If this time is “different.”

After all, the S&P 500 plunged “at unprecedented speed,” and this was the “worst point drop in history.”1

Should we give in and get out? Sit on the sidelines until it all blows over?

No.

Market corrections are completely, boringly normal.

Whether it’s an epidemic, geopolitical saber-rattling, natural disaster, or a financial event, corrections happen regularly. They’re a natural part of the market cycle.

Here’s the historical take: Markets experienced 26 corrections between 1946 and 2018. On average, markets declined 13.7% and took four months to recover.2

To a long-term investor, a correction is a speed bump.

We can’t predict how long or how deep this correction will be, but we’ve been here before.

And markets have recovered.

Corrections are not something to panic about. Even when panicky headlines are everywhere. The 24-hour media cycle is all about stoking fears to draw eyeballs and shares.

The biggest mistake a long-term investor can make right now is to give in to the fear and make a big change in response to the selloff.

Emotional reactions to markets — whether it’s euphoria during a rally or anxiety during a correction — are deadly to long-term success as an investor.

It’s easy to answer a risk tolerance questionnaire and commit to a strategy when the market’s up.

It’s much harder to stick to the strategy when your portfolio drops. When it’s gut check time.

But you can’t reap the rewards of long-term investing if you don’t take the bad days along with the good.

We created your strategies to withstand turbulent markets. To pursue your long-term goals in all market environments.

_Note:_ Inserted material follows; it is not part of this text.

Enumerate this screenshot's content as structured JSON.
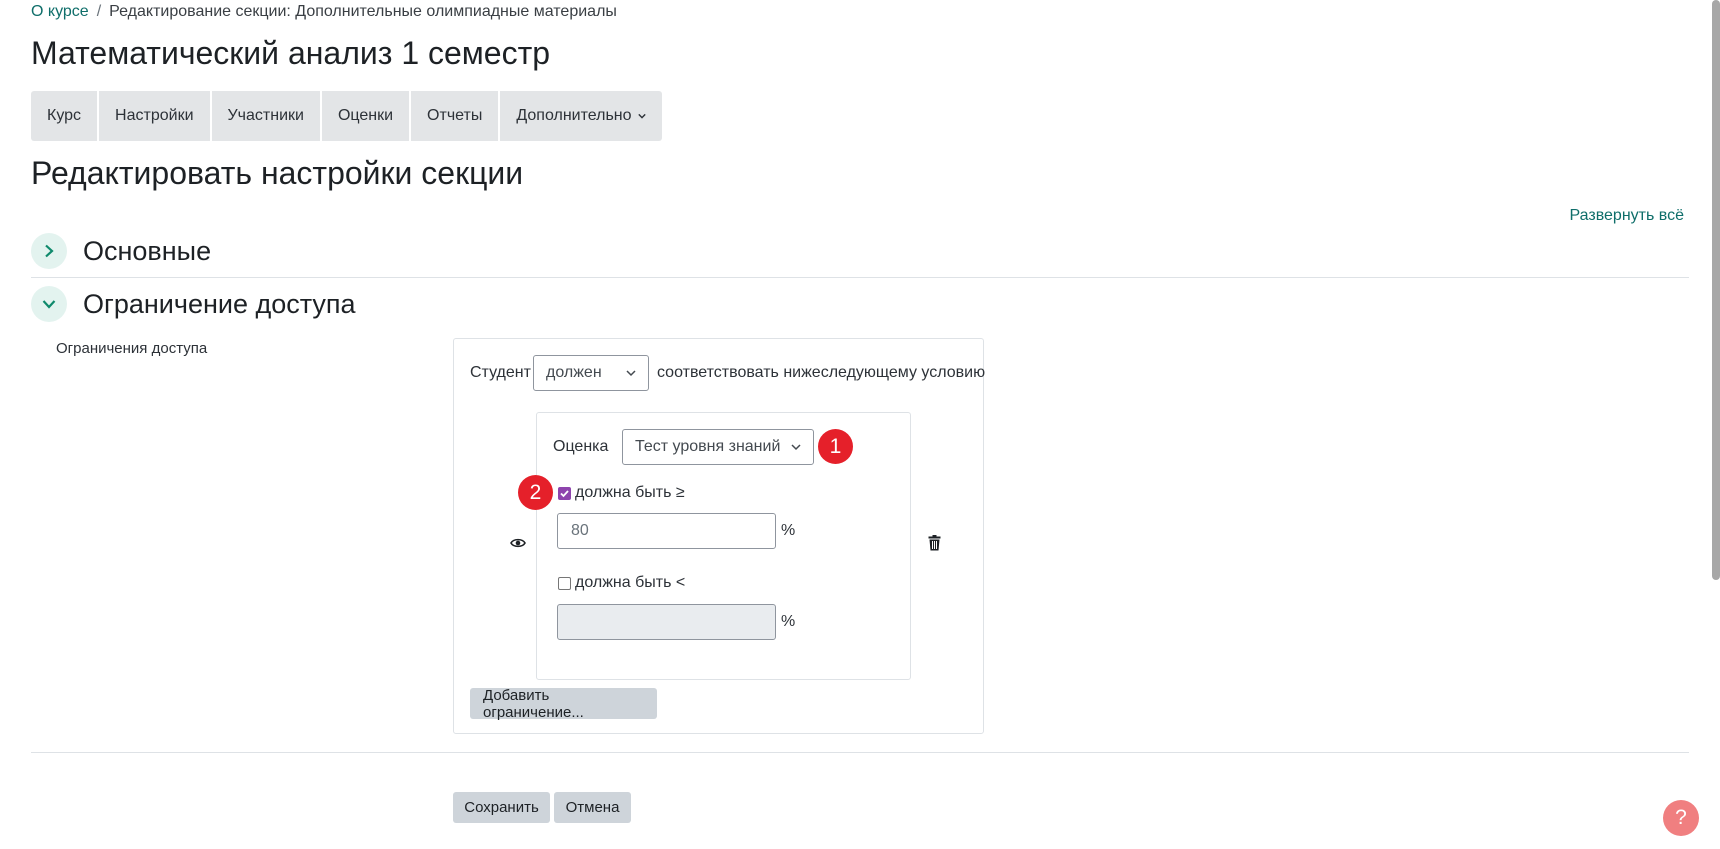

We’re watching markets closely and will communicate with you if calculated changes to your portfolio are necessary.

Right now, we’d like you to do 3 things:

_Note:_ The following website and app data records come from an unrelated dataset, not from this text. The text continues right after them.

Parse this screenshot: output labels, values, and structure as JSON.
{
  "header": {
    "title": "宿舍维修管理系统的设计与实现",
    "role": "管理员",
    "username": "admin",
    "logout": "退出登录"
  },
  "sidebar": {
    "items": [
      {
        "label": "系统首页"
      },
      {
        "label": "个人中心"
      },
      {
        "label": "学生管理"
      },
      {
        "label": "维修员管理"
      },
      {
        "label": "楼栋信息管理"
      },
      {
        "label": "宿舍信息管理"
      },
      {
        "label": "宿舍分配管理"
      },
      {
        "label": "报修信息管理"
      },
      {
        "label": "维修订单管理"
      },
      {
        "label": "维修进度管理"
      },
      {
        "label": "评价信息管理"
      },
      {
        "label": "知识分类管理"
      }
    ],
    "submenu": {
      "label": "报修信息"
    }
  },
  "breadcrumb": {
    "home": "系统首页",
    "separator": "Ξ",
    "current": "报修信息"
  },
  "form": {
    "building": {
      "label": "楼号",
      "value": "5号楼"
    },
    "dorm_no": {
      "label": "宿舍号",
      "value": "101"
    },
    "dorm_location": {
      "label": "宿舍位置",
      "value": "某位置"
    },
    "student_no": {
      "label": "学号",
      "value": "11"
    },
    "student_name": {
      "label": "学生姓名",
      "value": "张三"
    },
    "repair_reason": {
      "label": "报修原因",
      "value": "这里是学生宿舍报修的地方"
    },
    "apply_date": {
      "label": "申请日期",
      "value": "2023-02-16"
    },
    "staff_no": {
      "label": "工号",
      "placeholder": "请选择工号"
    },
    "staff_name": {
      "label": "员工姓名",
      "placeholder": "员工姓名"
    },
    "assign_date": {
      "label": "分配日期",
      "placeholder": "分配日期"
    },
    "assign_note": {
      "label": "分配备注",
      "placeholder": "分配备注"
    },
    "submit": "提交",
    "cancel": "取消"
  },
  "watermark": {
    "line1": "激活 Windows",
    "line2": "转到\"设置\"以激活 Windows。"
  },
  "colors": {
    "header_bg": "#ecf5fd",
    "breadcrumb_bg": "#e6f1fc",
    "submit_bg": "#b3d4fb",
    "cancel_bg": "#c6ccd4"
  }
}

  1. Take a deep breath and remember that you’ve got a team of professionals behind the wheel.
  2. Trust the process. Remember the conversations we had about your goals and the reasons behind the choices we made together.
  3. If you’re experiencing anxiety, turn off the news, stay off social media, and go do something fun.

If you need a pep talk or to discuss your investment strategy, please reach out to your advisor. We’re here for you and happy to talk.

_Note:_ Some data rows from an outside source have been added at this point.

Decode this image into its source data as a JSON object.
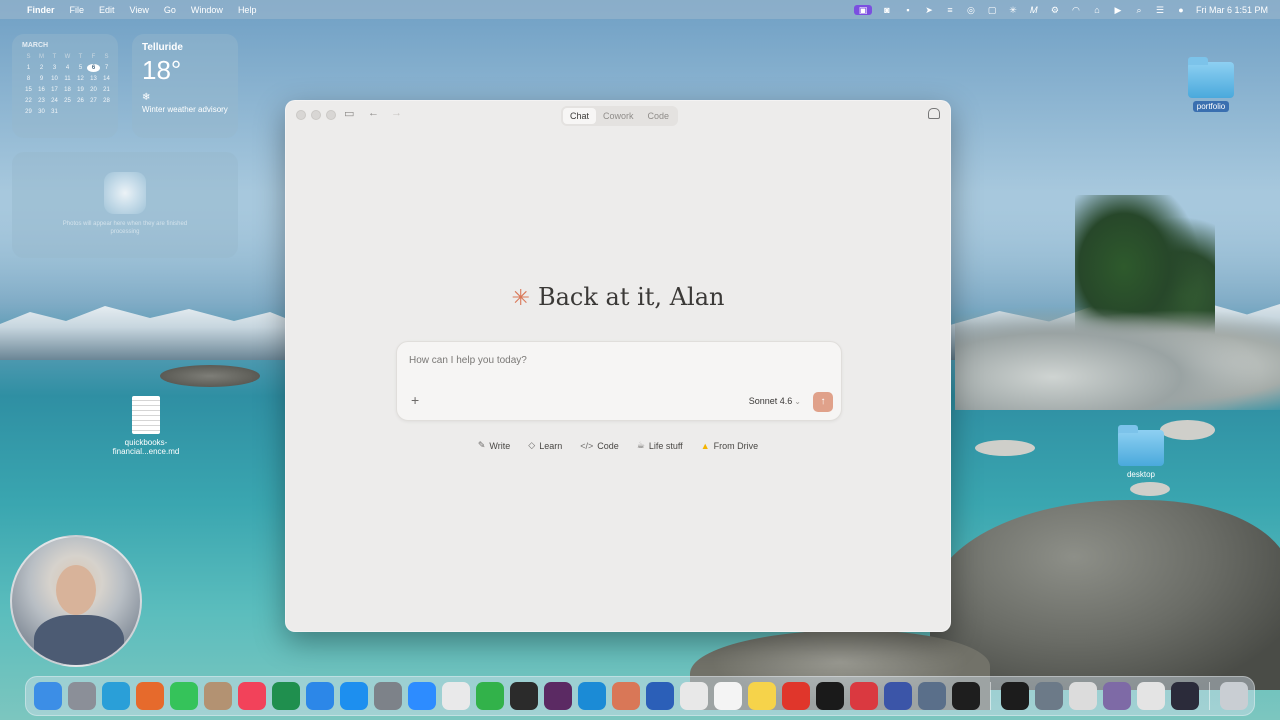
{
  "menubar": {
    "app_name": "Finder",
    "menus": [
      "File",
      "Edit",
      "View",
      "Go",
      "Window",
      "Help"
    ],
    "clock": "Fri Mar 6  1:51 PM"
  },
  "calendar": {
    "month": "MARCH",
    "weekdays": [
      "S",
      "M",
      "T",
      "W",
      "T",
      "F",
      "S"
    ],
    "days": [
      "1",
      "2",
      "3",
      "4",
      "5",
      "6",
      "7",
      "8",
      "9",
      "10",
      "11",
      "12",
      "13",
      "14",
      "15",
      "16",
      "17",
      "18",
      "19",
      "20",
      "21",
      "22",
      "23",
      "24",
      "25",
      "26",
      "27",
      "28",
      "29",
      "30",
      "31"
    ],
    "today": "6"
  },
  "weather": {
    "city": "Telluride",
    "temp": "18°",
    "note": "Winter weather advisory"
  },
  "photos_widget": {
    "text": "Photos will appear here when they are finished processing"
  },
  "desktop_icons": {
    "portfolio": "portfolio",
    "desktop": "desktop",
    "file": "quickbooks-financial...ence.md"
  },
  "window": {
    "tabs": [
      "Chat",
      "Cowork",
      "Code"
    ],
    "active_tab": "Chat",
    "greeting": "Back at it, Alan",
    "composer_placeholder": "How can I help you today?",
    "model": "Sonnet 4.6",
    "chips": [
      "Write",
      "Learn",
      "Code",
      "Life stuff",
      "From Drive"
    ]
  },
  "colors": {
    "accent": "#d97757",
    "send_button": "#e0a18a",
    "window_bg": "#edeceb"
  },
  "dock_apps": [
    {
      "icon": "finder-icon",
      "color": "#3c8ee6"
    },
    {
      "icon": "launchpad-icon",
      "color": "#8b8f98"
    },
    {
      "icon": "telegram-icon",
      "color": "#2a9fd8"
    },
    {
      "icon": "firefox-icon",
      "color": "#e66a2c"
    },
    {
      "icon": "facetime-icon",
      "color": "#35c35a"
    },
    {
      "icon": "contacts-icon",
      "color": "#b39272"
    },
    {
      "icon": "music-icon",
      "color": "#f2425a"
    },
    {
      "icon": "excel-icon",
      "color": "#1f8f4e"
    },
    {
      "icon": "safari-icon",
      "color": "#2c87e8"
    },
    {
      "icon": "app-store-icon",
      "color": "#1d8fef"
    },
    {
      "icon": "system-settings-icon",
      "color": "#7d8289"
    },
    {
      "icon": "zoom-icon",
      "color": "#2d8cff"
    },
    {
      "icon": "sheets-icon",
      "color": "#e9e9ea"
    },
    {
      "icon": "numbers-icon",
      "color": "#32b24a"
    },
    {
      "icon": "chatgpt-icon",
      "color": "#2b2b2b"
    },
    {
      "icon": "slack-icon",
      "color": "#5b2a63"
    },
    {
      "icon": "prime-video-icon",
      "color": "#1b8bd6"
    },
    {
      "icon": "claude-icon",
      "color": "#d97757"
    },
    {
      "icon": "word-icon",
      "color": "#2b5fb8"
    },
    {
      "icon": "chrome-icon",
      "color": "#e8e8e8"
    },
    {
      "icon": "textedit-icon",
      "color": "#f4f4f4"
    },
    {
      "icon": "notes-icon",
      "color": "#f6d34a"
    },
    {
      "icon": "acrobat-icon",
      "color": "#e0362b"
    },
    {
      "icon": "wunderbucket-icon",
      "color": "#1a1a1a"
    },
    {
      "icon": "expressvpn-icon",
      "color": "#da3940"
    },
    {
      "icon": "powershell-icon",
      "color": "#3b55a8"
    },
    {
      "icon": "app-icon",
      "color": "#5a6f8a"
    },
    {
      "icon": "terminal-icon",
      "color": "#1e1e1e"
    },
    {
      "icon": "window-thumb-1",
      "color": "#1c1c1c"
    },
    {
      "icon": "window-thumb-2",
      "color": "#6c7a88"
    },
    {
      "icon": "window-thumb-3",
      "color": "#dcdcdc"
    },
    {
      "icon": "window-thumb-4",
      "color": "#7e6aa6"
    },
    {
      "icon": "window-thumb-5",
      "color": "#e4e4e4"
    },
    {
      "icon": "window-thumb-6",
      "color": "#2b2b3a"
    },
    {
      "icon": "trash-icon",
      "color": "#c9ced3"
    }
  ]
}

PFG Private Wealth Management, LLC
813-286-7776
www.pfgprivatewealth.com

1https://www.cnn.com/2020/02/28/investing/premarket-stocks-trading/index.html
https://www.cnbc.com/2020/02/27/stock-market-today-live.html

2https://www.cnbc.com/2020/02/27/heres-how-long-stock-market-corrections-last-and-how-bad-they-can-get.html

Risk Disclosure: Investing involves risk including the potential loss of principal. No investment strategy can guarantee a profit or protect against loss in periods of declining values. Past performance does not guarantee future results.
This material is for information purposes only and is not intended as an offer or solicitation with respect to the purchase or sale of any security. The content is developed from sources believed to be providing accurate information; no warranty, expressed or implied, is made regarding accuracy, adequacy, completeness, legality, reliability or usefulness of any information. Consult your financial professional before making any investment decision. For illustrative use only. The S&P 500 is an unmanaged group of securities considered to be representative of the stock market in general. Indexes are not available for direct investment. The performance of the index excludes any taxes, fees and expenses. Opinions expressed are subject to change without notice and are not intended as investment advice or to predict future performance.

PFG Private Wealth Management, LLC is a registered investment adviser.  Information presented is for educational purposes only and does not intend to make an offer or solicitation for the sale or purchase of any specific securities, investments, or investment strategies. This material and information are not intended to provide tax or legal advice.  Investments involve risk and, unless otherwise stated, are not guaranteed.  Be sure to first consult with a qualified financial adviser and/or tax professional before implementing any strategy discussed herein. Past performance is not indicative of future performance.  Insurance products and services are offered and sold through Perry Financial Group and individually licensed and appointed insurance agents.